“Taking gas back to recover. If necessary, join a group of runners because in group you will stay more motivated than alone. Drop your pace, refill your nutrition with a gel, for example, so that hopefully in the second half you will have renewed energy to pick yourself up,” our runners tell us out of their own experience.

Turning back time

If you could do your first marathon again, what would you do differently?

It quickly became clear from the answers that a marathon revolves heavily around nutrition.

Simon: “I had stomach problems during my first marathon. So I will be at the start with a different nutrition strategy next time. It is important to test which gels or foods are best for you during your preparations. Therefore, the marathon itself is a learning process, so definitely don’t be too hard on yourself if it doesn’t go well from the first time.”

Stefanie’s answer was brief, but all-encompassing when it comes to nutrition during the marathon: “Bringmore gels anddrinka lot more.”

Melissa: “I would make sure I am less dependent on someone else. During my first marathon, I had arranged with my boyfriend that he would ride the last few kilometers with me by bike. Mostly as mental support, but also for the extra gels I didn’t carry myself. Due to circumstances, he didn’t get there, so I had to run alone. So next time I keep in mind that it’s possible he’s not going to be there.”

Thomas: “During my first marathon I ran the wrong way, which left me with almost 43 km on the counter. So you can imagine that those last meters felt very tough.”
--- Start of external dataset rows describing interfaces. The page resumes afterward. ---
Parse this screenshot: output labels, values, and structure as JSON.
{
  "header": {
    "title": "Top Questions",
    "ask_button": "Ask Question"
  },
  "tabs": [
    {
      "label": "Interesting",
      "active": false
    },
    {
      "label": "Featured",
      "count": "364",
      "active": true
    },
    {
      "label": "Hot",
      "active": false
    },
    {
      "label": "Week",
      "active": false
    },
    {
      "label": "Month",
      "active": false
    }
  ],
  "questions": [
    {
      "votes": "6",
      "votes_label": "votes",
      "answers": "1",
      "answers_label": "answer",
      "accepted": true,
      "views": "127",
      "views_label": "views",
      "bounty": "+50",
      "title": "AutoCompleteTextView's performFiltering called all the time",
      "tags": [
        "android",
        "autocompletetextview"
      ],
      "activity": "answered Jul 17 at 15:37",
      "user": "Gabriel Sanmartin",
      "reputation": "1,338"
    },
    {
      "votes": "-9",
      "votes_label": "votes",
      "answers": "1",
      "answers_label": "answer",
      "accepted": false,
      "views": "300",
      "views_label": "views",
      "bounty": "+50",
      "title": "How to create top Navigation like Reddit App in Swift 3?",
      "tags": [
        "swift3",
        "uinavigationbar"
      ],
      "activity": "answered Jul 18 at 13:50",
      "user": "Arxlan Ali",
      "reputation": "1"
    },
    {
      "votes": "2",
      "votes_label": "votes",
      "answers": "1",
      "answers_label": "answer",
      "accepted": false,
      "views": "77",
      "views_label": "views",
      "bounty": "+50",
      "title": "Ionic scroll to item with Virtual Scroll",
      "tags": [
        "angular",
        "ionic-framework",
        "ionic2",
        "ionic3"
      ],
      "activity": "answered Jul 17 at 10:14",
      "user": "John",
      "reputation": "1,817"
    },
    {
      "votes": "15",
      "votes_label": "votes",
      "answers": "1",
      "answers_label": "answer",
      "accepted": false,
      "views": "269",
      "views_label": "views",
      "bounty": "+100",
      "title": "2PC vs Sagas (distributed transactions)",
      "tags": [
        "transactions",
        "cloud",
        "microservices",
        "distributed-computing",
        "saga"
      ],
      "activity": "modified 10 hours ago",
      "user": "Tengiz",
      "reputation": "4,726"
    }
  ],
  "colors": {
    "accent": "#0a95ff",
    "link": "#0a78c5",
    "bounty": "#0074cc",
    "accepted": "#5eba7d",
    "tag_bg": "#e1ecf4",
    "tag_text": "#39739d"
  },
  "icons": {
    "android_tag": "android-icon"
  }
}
Vinnie: “Most of all, I’m going to worry less about what’s going to happen during the marathon. Beforehand, I often heard that at kilometer 30 to 35 there would be a man with the hammer. In retrospect, that didn’t bother me much at all.”

Do you have any other tips?

Unanimously, “Enjoy. It remains a magical distance. Don’t run against each other, but challenge yourself a bit.”

Do you have any other questions about your marathon (preparation)? Be sure to ask them through our socials. Our Runners’ lab runners are happy to answer them and to share tips, experiences and motivation so that you successfully complete your (road to the) marathon.

Want to follow the marathon adventure of Melissa, Vinnie and Stefanie? Or are you preparing for the 42 kilometers yourself and want to be well prepared at the start? Then be sure to read the marathon blog.